IGC Streamlines AFRTS Network to Use Fewer Teleports, Terrestrial Lines The American Forces Radio and Television Service (AFRTS) had its beginnings in a single studio in Hollywood shortly after the United States entered World War II, using borrowed shortwave transmitters to broadcast radio programs. Today, the service AFRTS uses nine satellites and eight data entry points to carry television and stereo audio services to over 1,000 outlets in more than 175 countries and U.S. territories and to U.S. Navy ships. Intelsat General was awarded the contract in April 2011 to operate the terrestrial and space network supporting AFRTS.
Over the past year, IGC engineers have streamlined the network, established a central monitoring capability and installed new equipment at teleports to optimize delivery of radio and television programming to U.S. troops and embassies around the world – all without any interruption in service. Phil Hulcher, IGC Senior Program Manager, said the AFRTS team began the project by doing a full evaluation and analysis of how the existing network provided services to each of the 1,000+ outlets receiving programming. The engineers compared that blueprint with other available terrestrial pathways and determined that the number of teleports could be reduced and a number of terrestrial lines used to deliver programming could be eliminated.
Hulcher said another step was that IGC engineers conducted a top-to-bottom review of the monitoring and control (M&C) of the network. The project team determined that new equipment was needed at each teleport to enable remote monitoring and then established a consolidated M&C operations center at the Intelsat teleport in Ellenwood, GA. Each of eight teleports around the world is constantly monitored from this one location with out-of-tolerance alarms sent by color coded pictures on monitors and via email directly to IGC first responders. Video from each teleport is also sent by secure Internet so it can be viewed for quality control.

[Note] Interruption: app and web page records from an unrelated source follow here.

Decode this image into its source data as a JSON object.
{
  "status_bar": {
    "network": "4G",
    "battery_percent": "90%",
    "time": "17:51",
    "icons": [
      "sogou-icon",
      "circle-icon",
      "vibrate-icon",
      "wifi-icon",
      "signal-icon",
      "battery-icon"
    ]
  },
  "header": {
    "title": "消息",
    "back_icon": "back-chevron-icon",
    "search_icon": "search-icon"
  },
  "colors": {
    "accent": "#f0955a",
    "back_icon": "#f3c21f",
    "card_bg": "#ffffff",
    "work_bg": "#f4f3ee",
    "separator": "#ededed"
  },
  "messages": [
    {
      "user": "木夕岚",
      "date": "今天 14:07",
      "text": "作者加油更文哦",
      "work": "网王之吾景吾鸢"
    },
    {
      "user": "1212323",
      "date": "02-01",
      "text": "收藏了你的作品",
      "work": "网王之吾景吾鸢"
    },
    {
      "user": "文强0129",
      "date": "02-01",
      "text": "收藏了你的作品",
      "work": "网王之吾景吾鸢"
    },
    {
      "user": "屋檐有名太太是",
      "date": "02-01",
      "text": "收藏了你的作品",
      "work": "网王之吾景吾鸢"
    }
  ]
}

The engineers installed equipment that monitors whether video is actually on the signals coming down from the satellites, rather than just relying on the presence of a signal as proof that everything is working properly. If the video is lost on a particular channel, the new equipment automatically switches to a redundant receiver and the programming continues to stream without interruption to the global audience. Hulcher said the entire network uses 379 MHz of satellite bandwidth.
Of the nine satellites used to support AFRTS programming, four are operated by Intelsat and five by other companies. Similarly, three of the teleports used in providing the services are operated by other companies. As part of the contract, IGC built a new teleport at Fort Meade to support transmission of the Pentagon Channel, operated by the DoD, to U.S. troops. A final step in the upgrading process will come this summer, when Intelsat closes its teleport at Clarksburg, MD, and moves operations from there to the Mountainside teleport near Hagerstown, MD. This will reduce to seven the number of teleports needed for AFRTS service.